GROWING THE WATER BANK
Building resilience in the Sacramento region and beyond
Sacramento-area water providers have created a plan for a 21st-century water system adapted to the impacts of climate change. The key: Banking excess water during wet times for withdrawal later during dry times.
But we need financial help from state and federal partners to fully develop the collection of groundwater wells, pumps and pipes needed to operate the Water Bank.
Creating a 21st-Century Water System
The Sacramento region has long used a combination of surface water and groundwater supplies. And, over the
past two decades, local water providers have been practicing water banking on a smaller scale, which has helped
groundwater levels recover from previous drops.
Currently, the Water Bank can sustainably recharge enough water to serve over 180,000 average homes for
a year. But much more could be done to bank water underground.
Investing $300 million could boost the Water Bank’s storage and withdrawal capacity to serve 270,000 Sacramento-area homes for a year.
Investing Here Provides Statewide Benefits
As a source watershed, expanding the Water Bank is also essential for California’s water supply and delivery system.
During dry times, when local water providers use groundwater from the Water Bank, they free up valuable surface water in California’s lakes and rivers for other needs, as well as sustain important aquatic habitat and endangered fish.
Local water providers can also temporarily transfer available surface water during dry times to assist people and the environment after local needs are met.
Expanding this system is vital to helping California adapt to changing weather patterns and water flows, be more resilient to droughts and better protected from winter floods.
Water Banking Makes Sense for California
Hotter and drier weather conditions spurred by climate change could reduce California’s water supply by up to 10 percent by the year 2040. That’s a loss of 6 million to 9 million-acre-feet of water per year — about the total amount of water used by urban California each year.
Banking water — also known as groundwater recharge — is the only solution that, alone, can meet the scale of this loss. It is also the lowest cost option per acre foot.

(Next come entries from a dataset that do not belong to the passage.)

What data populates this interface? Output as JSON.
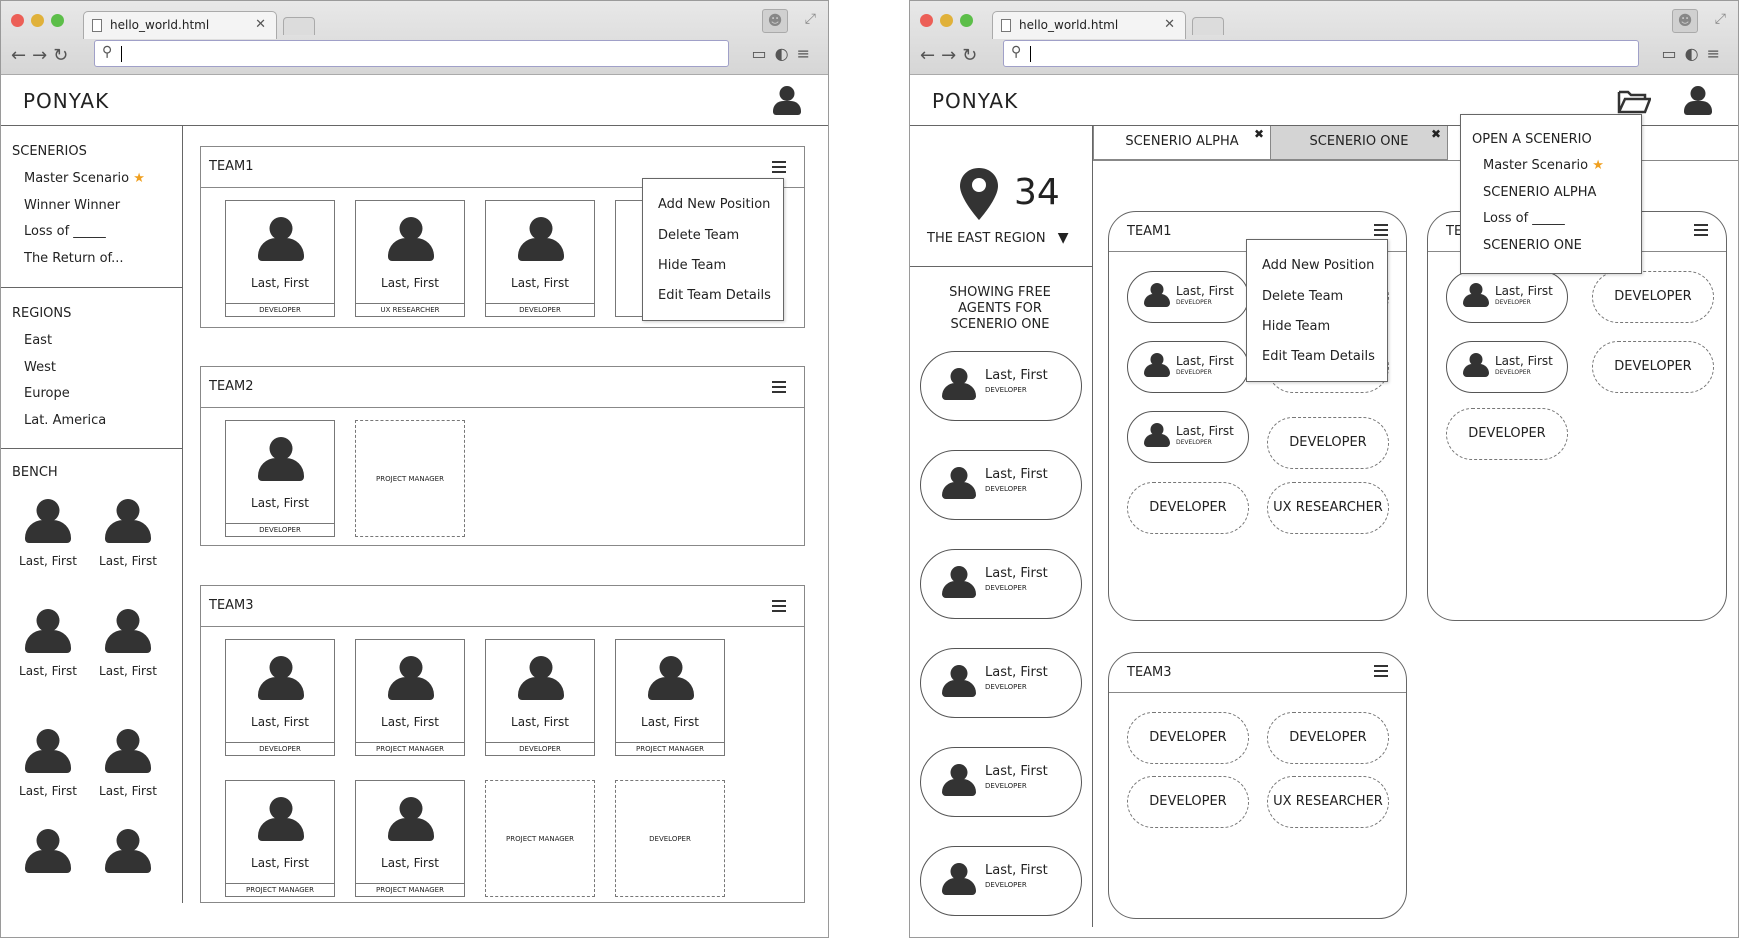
{
  "left": {
    "browser": {
      "tab_title": "hello_world.html"
    },
    "app": {
      "logo": "PONYAK"
    },
    "scenarios": {
      "heading": "SCENERIOS",
      "items": [
        "Master Scenario",
        "Winner Winner",
        "Loss of _____",
        "The Return of..."
      ]
    },
    "regions": {
      "heading": "REGIONS",
      "items": [
        "East",
        "West",
        "Europe",
        "Lat. America"
      ]
    },
    "bench": {
      "heading": "BENCH",
      "people": [
        "Last, First",
        "Last, First",
        "Last, First",
        "Last, First",
        "Last, First",
        "Last, First"
      ]
    },
    "teams": [
      {
        "name": "TEAM1",
        "cards": [
          {
            "name": "Last, First",
            "role": "DEVELOPER"
          },
          {
            "name": "Last, First",
            "role": "UX RESEARCHER"
          },
          {
            "name": "Last, First",
            "role": "DEVELOPER"
          }
        ]
      },
      {
        "name": "TEAM2",
        "cards": [
          {
            "name": "Last, First",
            "role": "DEVELOPER"
          }
        ],
        "open": [
          "PROJECT MANAGER"
        ]
      },
      {
        "name": "TEAM3",
        "cards": [
          {
            "name": "Last, First",
            "role": "DEVELOPER"
          },
          {
            "name": "Last, First",
            "role": "PROJECT MANAGER"
          },
          {
            "name": "Last, First",
            "role": "DEVELOPER"
          },
          {
            "name": "Last, First",
            "role": "PROJECT MANAGER"
          },
          {
            "name": "Last, First",
            "role": "PROJECT MANAGER"
          },
          {
            "name": "Last, First",
            "role": "PROJECT MANAGER"
          }
        ],
        "open": [
          "PROJECT MANAGER",
          "DEVELOPER"
        ]
      }
    ],
    "team_menu": [
      "Add New Position",
      "Delete Team",
      "Hide Team",
      "Edit Team Details"
    ]
  },
  "right": {
    "browser": {
      "tab_title": "hello_world.html"
    },
    "app": {
      "logo": "PONYAK"
    },
    "region": {
      "count": "34",
      "name": "THE EAST REGION"
    },
    "free_agents": {
      "heading": "SHOWING FREE AGENTS FOR SCENERIO ONE",
      "name": "Last, First",
      "role": "DEVELOPER"
    },
    "scenario_tabs": [
      "SCENERIO ALPHA",
      "SCENERIO ONE"
    ],
    "open_menu": {
      "heading": "OPEN A SCENERIO",
      "items": [
        "Master Scenario",
        "SCENERIO ALPHA",
        "Loss of _____",
        "SCENERIO ONE"
      ]
    },
    "team_menu": [
      "Add New Position",
      "Delete Team",
      "Hide Team",
      "Edit Team Details"
    ],
    "team1": {
      "name": "TEAM1",
      "person": "Last, First",
      "role": "DEVELOPER",
      "open": [
        "DEVELOPER",
        "DEVELOPER",
        "UX RESEARCHER"
      ]
    },
    "team2": {
      "name": "TE",
      "person": "Last, First",
      "role": "DEVELOPER",
      "open": [
        "DEVELOPER",
        "DEVELOPER",
        "DEVELOPER"
      ]
    },
    "team3": {
      "name": "TEAM3",
      "open": [
        "DEVELOPER",
        "DEVELOPER",
        "DEVELOPER",
        "UX RESEARCHER"
      ]
    }
  },
  "colors": {
    "star": "#f0a020",
    "icon": "#333333"
  }
}
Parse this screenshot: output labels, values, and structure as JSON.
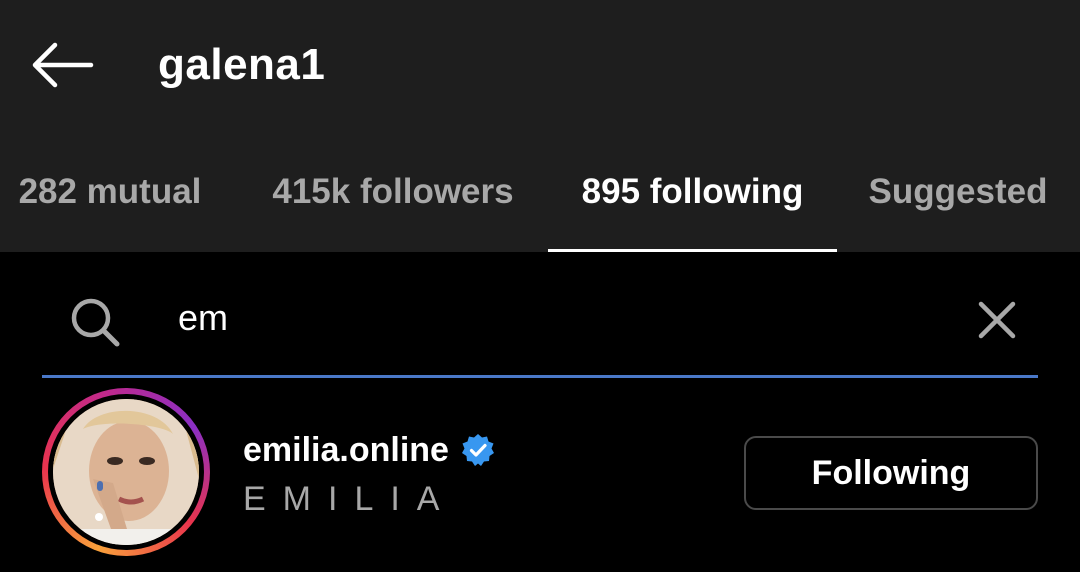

Learn how California’s groundwater recharge potential and cost compare to conservation, recycled water, desalination and stormwater capture.